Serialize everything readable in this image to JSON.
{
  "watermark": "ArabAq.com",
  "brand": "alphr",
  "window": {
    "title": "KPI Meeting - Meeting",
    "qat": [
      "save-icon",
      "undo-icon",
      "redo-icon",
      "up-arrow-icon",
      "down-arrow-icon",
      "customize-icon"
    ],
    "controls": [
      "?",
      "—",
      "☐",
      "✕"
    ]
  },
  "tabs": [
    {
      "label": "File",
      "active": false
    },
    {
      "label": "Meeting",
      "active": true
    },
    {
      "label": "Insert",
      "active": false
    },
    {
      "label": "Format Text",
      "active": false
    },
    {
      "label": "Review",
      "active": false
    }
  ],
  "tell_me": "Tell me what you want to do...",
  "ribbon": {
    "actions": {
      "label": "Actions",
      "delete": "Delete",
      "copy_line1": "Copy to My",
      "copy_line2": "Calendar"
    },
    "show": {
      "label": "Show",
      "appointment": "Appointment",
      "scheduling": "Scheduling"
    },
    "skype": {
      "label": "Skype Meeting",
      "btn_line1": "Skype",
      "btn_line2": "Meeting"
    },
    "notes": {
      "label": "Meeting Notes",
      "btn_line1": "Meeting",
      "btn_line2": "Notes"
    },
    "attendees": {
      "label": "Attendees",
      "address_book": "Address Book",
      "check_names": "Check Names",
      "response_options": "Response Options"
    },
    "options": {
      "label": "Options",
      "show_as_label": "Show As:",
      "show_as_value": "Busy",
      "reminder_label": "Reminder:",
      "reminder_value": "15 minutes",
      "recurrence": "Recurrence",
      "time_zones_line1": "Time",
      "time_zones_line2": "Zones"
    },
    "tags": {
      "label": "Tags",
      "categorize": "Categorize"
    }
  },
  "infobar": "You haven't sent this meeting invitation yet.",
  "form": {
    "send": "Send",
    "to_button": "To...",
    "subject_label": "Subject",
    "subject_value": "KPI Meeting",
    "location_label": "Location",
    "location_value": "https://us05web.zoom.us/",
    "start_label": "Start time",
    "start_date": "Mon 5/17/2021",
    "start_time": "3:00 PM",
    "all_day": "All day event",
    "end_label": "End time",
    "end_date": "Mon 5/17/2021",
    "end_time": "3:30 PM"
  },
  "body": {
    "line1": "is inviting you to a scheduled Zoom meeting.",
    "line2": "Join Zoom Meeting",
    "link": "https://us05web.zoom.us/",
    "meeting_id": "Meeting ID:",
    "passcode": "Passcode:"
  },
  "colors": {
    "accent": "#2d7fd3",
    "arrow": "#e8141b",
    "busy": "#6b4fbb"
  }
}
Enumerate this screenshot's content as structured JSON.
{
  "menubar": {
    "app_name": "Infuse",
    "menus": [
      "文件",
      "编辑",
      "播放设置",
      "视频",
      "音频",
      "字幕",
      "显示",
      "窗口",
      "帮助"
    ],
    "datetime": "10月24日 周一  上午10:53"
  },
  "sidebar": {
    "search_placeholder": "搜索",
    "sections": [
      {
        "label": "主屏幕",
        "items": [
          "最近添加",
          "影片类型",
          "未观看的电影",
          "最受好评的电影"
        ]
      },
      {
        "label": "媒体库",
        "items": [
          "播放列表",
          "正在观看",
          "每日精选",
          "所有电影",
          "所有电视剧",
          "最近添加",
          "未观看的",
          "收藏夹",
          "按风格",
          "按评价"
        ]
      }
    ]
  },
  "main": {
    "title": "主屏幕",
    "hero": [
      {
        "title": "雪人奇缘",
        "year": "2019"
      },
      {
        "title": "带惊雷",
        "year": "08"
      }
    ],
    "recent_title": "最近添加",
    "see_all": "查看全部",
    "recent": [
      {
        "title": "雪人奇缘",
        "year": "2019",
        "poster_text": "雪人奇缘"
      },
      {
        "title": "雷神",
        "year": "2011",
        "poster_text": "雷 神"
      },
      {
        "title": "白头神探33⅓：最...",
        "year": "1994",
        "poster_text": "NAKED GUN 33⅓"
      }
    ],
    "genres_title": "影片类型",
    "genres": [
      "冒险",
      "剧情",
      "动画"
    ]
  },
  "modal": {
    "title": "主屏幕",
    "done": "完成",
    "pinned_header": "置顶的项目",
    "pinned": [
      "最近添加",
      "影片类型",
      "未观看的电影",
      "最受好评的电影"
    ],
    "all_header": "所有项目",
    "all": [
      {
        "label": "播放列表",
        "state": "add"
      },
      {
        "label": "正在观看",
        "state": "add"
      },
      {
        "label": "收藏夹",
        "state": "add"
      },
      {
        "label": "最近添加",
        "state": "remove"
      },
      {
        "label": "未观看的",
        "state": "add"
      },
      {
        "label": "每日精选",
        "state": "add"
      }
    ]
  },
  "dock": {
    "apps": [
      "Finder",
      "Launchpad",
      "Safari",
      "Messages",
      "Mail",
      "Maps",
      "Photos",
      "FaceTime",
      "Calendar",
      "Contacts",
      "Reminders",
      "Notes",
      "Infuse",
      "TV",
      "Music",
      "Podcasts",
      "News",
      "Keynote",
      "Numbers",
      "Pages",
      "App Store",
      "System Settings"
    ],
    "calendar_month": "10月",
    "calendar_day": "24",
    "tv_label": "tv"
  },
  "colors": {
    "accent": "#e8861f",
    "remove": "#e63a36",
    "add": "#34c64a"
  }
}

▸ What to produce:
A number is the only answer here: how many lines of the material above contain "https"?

▸ Output of the exercise:
2